Lockheed Martin said on June 17 it had received 31 firm orders for its Joint Strike Fighter (JSF) plane and foresaw potential sales coming to 6,000.
"We have 31 production airplanes in backlog -- that means in contract," Thomas Burbage, executive vice president of the JSF program, said at the Paris Air Show. Most of the orders have been placed by the U.S. government, along with two from Britain, he said.
The JSF, or F-35, is a joint project grouping industries in the U.S., Britain, the Netherlands, Canada, Denmark, Norway, Australia, Turkey and Italy. The $300 billion program is to replace the fleet of F-16 and F-18 fighter jets currently in service in the second half of the next decade. "Amongst the partnership, we are predicting somewhere around 3,100 airplanes," Burbage said.

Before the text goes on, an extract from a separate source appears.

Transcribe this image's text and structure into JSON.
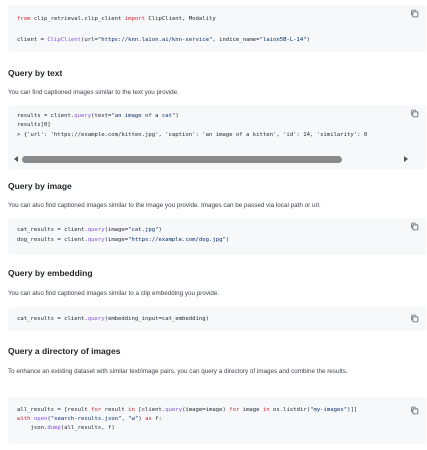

"Outside of that ... the potential for sales, which is problematical right now to estimate what that is, but it quite likely is somewhere between a thousand and more."
But General David Heinz, the head of the JSF program, added that "if you look at the number of aircraft to be replaced ... you could easily get to 6,000."
Israel, Singapore, Spain, Japan, Finland and South Korea have expressed interest in the JSF, Heinz said.
Heinz said 99 test flights have already been carried out.
One version of the aircraft is designed for vertical take-off and landing. The first flight to test the plane's vertical take-off capacity is scheduled to take place by the end of September, Heinz said.
Copyright Agence France-Presse, 2009